The recent events in Tunisia have reverberated across the Middle East and North Africa, but they have found particular resonance in Egypt, where anger and frustration with President Hosni Mubarak's government has escalated considerably over the past year. The violence, corruption and media censorship that accompanied last November's parliamentary elections severely damaged the government's credibility. Exacerbating this general frustration is the expectation that Mubarak's son, Gamal, will succeed him and simply continue the status quo.
In this week's demonstrations, which saw Jan. 25 renamed Youm al-Ghadab, or Day of Wrath, protestors have indeed directed some of their anger at the younger Mubarak, but the main target remains the president himself. Pictures and video footage show protestors shouting and spray-painting the slogan, Down with Hosni Mubarak, on walls and signs in central Cairo. Even a year ago, such open and public criticism of the president was a red line for Egyptian authorities.

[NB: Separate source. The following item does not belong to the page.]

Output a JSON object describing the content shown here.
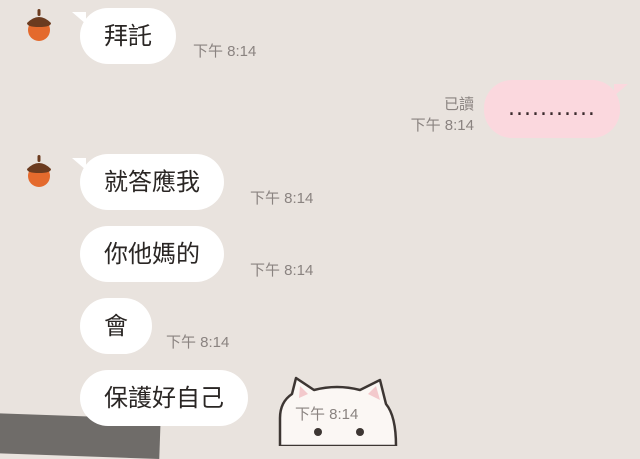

Despite Egypt's deep-seated economic, social and political difficulties, the strength and length of the protests seen across the country over the past three days seem to have taken the police, and the Egyptian people themselves, by surprise. Even the numerous self-immolation attempts -- in imitation of Tunisia's Mohamed Bouazizi -- that have occurred over the past week were not enough to convince many observers of Egyptians' commitment to stage such large demonstrations.